TASK DETAILS: Go through the entries below line by line and count those containing "RICERCA"; the answer is that count alone.

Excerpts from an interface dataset
======
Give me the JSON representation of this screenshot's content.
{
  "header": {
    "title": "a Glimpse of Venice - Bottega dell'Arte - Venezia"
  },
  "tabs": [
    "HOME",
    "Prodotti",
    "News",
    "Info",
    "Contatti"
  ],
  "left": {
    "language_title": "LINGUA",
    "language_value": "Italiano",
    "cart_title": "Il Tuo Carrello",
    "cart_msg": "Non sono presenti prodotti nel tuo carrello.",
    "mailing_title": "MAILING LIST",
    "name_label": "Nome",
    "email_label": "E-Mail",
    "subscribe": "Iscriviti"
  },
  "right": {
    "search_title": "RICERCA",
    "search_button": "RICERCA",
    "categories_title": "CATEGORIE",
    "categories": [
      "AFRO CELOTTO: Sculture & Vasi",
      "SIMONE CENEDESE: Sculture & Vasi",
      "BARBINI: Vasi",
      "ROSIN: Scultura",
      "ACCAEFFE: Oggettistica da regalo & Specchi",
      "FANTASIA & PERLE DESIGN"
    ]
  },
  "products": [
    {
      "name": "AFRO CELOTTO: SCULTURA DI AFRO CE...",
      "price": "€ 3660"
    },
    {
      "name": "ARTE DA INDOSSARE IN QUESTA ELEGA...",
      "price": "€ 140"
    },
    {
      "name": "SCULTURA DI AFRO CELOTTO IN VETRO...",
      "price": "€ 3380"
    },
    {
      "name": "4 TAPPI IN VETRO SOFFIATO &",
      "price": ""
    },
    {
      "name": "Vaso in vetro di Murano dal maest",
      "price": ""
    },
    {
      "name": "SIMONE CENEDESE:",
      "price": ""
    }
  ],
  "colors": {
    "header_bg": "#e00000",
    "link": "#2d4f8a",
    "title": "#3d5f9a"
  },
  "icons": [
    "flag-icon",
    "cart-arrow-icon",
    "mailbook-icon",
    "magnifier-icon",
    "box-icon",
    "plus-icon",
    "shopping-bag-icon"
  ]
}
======
EXERCISE ANSWER: 2